Coulter claims 14th Amendment doesn't guarantee citizenship as a birthright. A little later, Ken Starr corrects her.
It seems that back in 1993, Sen. Harry Reid attacked birthright citizenship for children of illegal immigrants, a position he later renounced and now stands thoroughly opposed to.
But the change in position gave Ann Coulter and Bill O'Reilly a chance not just to whack Reid last night on Fox, but for Coulter -- that self-described "constitutional attorney" -- to claim that the 14th Amendment doesn't really create birthright citizenship:
COULTER: And by the way, it is being lied about every place, but this is what the 14th Amendment required. I mean, Americans -- what Harry Reid was saying was utter common sense. Americans must be sitting back thinking, "What were they thinking back in 1860? Were Americans really worried? What is it? We haven't guaranteed citizenship."
O'REILLY: No, it was a totally different things. It was African-Americans being liberated from slavery.
O'REILLY: It was Native Americans being tossed off their land.
COULTER: It was not Native Americans. Native Americans were excluded from the 14th Amendment. It was all about Reconstruction. It was about free slaves, this multi-culti rainbow coalition is a brand-new invention.
It wasn't like Americans were upset that the deadbeats couldn't slip into the country and have babies and start collecting welfare. We didn't have welfare then. It was amazing they even thought about it.

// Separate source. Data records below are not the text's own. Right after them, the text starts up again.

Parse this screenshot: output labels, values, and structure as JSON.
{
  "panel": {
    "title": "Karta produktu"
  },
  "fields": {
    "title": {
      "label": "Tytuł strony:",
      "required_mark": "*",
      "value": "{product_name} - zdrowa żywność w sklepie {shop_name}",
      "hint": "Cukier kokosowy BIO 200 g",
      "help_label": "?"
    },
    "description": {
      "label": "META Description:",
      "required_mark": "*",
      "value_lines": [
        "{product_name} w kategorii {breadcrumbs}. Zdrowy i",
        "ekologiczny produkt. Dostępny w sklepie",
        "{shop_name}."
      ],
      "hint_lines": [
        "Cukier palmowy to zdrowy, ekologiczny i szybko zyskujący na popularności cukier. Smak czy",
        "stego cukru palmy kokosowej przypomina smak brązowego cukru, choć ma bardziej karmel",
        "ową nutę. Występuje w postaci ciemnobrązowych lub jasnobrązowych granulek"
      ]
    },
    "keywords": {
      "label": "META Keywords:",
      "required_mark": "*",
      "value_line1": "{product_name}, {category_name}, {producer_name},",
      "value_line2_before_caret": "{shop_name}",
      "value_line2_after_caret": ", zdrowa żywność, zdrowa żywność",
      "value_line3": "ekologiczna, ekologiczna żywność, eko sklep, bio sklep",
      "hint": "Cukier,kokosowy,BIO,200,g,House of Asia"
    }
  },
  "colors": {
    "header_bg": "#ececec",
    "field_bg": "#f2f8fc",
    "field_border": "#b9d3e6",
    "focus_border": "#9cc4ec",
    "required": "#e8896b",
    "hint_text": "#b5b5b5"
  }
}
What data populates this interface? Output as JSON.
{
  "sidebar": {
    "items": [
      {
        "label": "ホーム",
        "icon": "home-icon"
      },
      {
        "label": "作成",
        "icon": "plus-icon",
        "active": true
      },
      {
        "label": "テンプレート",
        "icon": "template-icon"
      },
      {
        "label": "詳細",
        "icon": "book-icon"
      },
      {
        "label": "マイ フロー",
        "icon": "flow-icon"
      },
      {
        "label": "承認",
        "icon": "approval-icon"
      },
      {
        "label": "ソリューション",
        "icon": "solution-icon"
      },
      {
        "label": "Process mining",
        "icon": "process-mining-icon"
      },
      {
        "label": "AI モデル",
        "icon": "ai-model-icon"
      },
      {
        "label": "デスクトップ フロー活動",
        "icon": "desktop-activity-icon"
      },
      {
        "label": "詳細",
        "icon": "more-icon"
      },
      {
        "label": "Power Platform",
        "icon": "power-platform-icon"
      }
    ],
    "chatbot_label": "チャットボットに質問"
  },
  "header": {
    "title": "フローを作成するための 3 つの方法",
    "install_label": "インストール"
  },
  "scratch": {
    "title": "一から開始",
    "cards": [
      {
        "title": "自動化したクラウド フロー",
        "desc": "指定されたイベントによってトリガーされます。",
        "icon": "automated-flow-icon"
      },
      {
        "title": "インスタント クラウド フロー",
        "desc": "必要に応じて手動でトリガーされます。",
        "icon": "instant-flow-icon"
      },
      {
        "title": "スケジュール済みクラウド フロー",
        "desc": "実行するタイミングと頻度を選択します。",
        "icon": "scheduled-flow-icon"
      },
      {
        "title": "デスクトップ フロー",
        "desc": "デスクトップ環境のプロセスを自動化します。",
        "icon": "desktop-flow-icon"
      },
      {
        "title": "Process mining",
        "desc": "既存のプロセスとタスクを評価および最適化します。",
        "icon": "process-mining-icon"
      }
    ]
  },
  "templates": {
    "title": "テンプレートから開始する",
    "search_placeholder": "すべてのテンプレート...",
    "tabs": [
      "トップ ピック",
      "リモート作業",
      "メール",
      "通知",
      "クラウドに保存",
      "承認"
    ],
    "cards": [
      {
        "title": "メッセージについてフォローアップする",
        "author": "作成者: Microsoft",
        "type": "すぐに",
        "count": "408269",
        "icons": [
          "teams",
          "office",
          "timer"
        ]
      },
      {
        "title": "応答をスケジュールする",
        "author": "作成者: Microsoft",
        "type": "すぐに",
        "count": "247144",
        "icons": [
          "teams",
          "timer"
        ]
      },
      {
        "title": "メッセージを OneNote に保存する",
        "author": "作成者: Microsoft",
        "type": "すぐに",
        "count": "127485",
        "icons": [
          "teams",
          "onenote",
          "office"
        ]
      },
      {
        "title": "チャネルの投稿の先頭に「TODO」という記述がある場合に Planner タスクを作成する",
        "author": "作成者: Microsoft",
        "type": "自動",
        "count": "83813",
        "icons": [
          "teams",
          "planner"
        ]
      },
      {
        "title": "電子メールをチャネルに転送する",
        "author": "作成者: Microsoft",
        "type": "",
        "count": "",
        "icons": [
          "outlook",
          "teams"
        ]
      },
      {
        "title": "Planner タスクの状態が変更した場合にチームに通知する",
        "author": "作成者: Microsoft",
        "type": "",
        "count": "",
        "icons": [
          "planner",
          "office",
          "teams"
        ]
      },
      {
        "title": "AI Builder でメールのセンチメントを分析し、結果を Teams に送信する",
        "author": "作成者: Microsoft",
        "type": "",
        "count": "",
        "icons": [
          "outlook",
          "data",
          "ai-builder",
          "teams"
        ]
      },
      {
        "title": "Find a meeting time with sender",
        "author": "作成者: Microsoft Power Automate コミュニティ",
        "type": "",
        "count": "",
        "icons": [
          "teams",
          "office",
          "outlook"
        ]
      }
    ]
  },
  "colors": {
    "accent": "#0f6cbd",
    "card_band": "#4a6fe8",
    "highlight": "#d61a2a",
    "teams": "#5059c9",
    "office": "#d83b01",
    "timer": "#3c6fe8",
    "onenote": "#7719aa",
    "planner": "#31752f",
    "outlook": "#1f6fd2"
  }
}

It was all part of Reconstruction to get an amendment added to the Constitution.
COULTER: It was a big step. This whole baby anchor thing comes from a footnote that was not related to the opinion, in an opinion by Justice Brennan in 1982.
O'REILLY: But it would be very hard. It would be very hard and, I think, impossible.
COULTER: It's not in the Constitution.
O'REILLY: I think it's impossible now to get that anchor baby thing to be illegal, because you would have to get -- they would tie it to the 14th. Then it would have to go to the Supreme Court. Is it part of the amendment or not?
COULTER: Look, whether this is done by -- legislatively or by passing an amendment, I don't care about. I do care about being lied to about what the 14th Amendment says.
O'REILLY: OK, but let's be...
COULTER: That is a lie.
But then, a little over an hour later, former Whitewater special prosecutor Kenneth Starr -- the conservative attorney whose work pursuing Bill Clinton in the 1990s gave Ann Coulter her original raison d'etre as a media figure -- came on Greta Van Susteren's show and explained exactly why Coulter is full of crap:
STARR: Well, Greta, I think it would take a constitutional amendment to change that. You know, this is an ancient part of law, that we then made absolutely clear in the 14th Amendment, which was ratified after our Civil War. And the 14th Amendment guarantees every person certain rights to due process, to the protection of life, liberty and property, to the equal protection of the laws. And that is such an important set of protections for all of us as Americans.
But it also begins -- that is, the 14th Amendment, this post-Civil War amendment begins with a specific definition that a person born in the United States and subject to the jurisdiction of the United States is a citizen of the United States. That's pretty clear to me.
So I think it would take a constitutional amendment to change it. But it's not as if the ratifiers and the architects of the 14th Amendment just made it up. They were really restoring a very venerable tradition in English law and frankly United States law -- until the infamous tradition of the Supreme Court in Dred Scott that held African Americans, those who were in a condition of servitude, who were slaves, were not citizens of the United States. That was profoundly wrong, and it took a constitutional amendment to overrule that decision of the United States Supreme Court.
Coulter might also want to check with Michael Gerson:
The authors of the Fourteenth Amendment guaranteed citizenship to all people "born or naturalized in the United States" for a reason. They wished to directly repudiate the Dred Scott decision, which said that citizenship could be granted or denied by political caprice.
They purposely chose an objective standard of citizenship -- birth -- that was not subject to politics. Reconstruction leaders established a firm, sound principle: To be an American citizen, you don't have to please a majority, you just have to be born here.
Ah, but Coulter and O'Reilly are obviously species of that 21st-century political creature: the Dred Scott Republican.
PolitiFact has a balanced and thorough rundown of the facts about "anchor babies".